Before purchasing travel insurance, check if your credit card offers it. Two popular travel-focused credit cards, the Chase Sapphire Reserve and Chase Sapphire Preferred, both offer reimbursement for trip cancellation and interruption, baggage delays, lost luggage, emergency assistance, and accident insurance. Other popular credit cards, including the Bank of America® Premium Rewards® Card and Delta SkyMiles® Reserve American Express Card, offer similar insurance.

FAQ

Do I have to choose between TSA PreCheck and CLEAR?

No. TSA PreCheck and CLEAR actually complement each other well. Use CLEAR to skip the security line and TSA PreCheck for an expedited physical screening.

Do I have to choose between Global Entry and Mobile Passport?

Yes, but it makes sense to have both available. Upon landing in the United States, simply use the service with the shortest line.

Should I always pay extra for priority boarding?

No. We only recommend paying for priority boarding if bin space is a concern of yours. Many airline credit cards offer free priority boarding as well.

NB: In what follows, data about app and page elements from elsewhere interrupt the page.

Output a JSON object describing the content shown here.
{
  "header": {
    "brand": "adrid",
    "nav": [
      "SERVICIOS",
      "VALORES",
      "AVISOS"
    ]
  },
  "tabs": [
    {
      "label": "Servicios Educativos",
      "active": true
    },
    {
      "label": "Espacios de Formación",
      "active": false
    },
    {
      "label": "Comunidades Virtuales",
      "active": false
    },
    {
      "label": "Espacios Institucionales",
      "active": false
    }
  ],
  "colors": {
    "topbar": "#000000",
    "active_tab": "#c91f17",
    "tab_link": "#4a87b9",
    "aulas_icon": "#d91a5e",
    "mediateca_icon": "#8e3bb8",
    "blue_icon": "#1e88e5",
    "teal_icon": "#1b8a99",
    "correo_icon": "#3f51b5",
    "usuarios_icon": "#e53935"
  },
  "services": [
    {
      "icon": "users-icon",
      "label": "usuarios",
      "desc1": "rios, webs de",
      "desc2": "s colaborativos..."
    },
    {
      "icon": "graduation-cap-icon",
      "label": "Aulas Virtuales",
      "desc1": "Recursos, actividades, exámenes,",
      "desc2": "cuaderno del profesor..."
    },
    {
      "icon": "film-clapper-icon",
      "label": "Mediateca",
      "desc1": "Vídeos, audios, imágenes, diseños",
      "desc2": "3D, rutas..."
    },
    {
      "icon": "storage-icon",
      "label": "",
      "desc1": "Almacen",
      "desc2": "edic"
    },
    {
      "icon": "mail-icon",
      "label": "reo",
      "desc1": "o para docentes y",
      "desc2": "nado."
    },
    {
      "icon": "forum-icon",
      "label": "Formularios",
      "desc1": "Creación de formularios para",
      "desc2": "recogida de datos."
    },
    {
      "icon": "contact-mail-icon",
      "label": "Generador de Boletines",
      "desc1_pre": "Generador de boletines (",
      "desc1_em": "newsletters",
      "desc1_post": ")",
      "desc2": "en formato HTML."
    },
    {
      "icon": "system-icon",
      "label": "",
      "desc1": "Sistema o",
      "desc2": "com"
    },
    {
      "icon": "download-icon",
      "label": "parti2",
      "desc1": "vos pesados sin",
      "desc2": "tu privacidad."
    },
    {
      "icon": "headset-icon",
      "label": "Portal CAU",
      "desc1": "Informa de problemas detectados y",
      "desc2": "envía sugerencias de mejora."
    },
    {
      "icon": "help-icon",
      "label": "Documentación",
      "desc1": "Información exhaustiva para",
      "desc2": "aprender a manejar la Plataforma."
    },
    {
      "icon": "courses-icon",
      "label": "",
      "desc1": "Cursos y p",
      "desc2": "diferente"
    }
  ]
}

Is an exit-row seat worth the extra cost?

If you are tall or just like spreading out your legs, exit-row seats are great for long flights. Depending on your flight and airline, the cost may be too much to justify, however.

The Vacationer’s Final Thoughts

Phil's Air Travel Tips to Reduce Stress

Photo: Phil Dengler

While it is impossible to remove all air travel-related stress and anxiety, it can be reduced. Programs such as TSA PreCheck, Global Entry, CLEAR, and Mobile Passport, make going through security and customs a breeze. Booking an early flight as far out as possible will minimize cancellation odds. Boarding early and picking a comfortable seat can allow you to relax and store your luggage in an empty bin. Finally, consider travel protection if you are flying internationally or just want the additional peace of mind.

Featured Image by Emslichter via Pixabay

Phil Dengler The Vacationer Bio

By Phil Dengler

In addition to being a co-founder of The Vacationer, Phil Dengler is also the head of editorial and marketing. Previously, he ran a popular holiday deals website where he was a trusted source for all things Black Friday. With The Vacationer, Phil combines his knowledge of deals with his love of travel to help you plan the perfect vacation.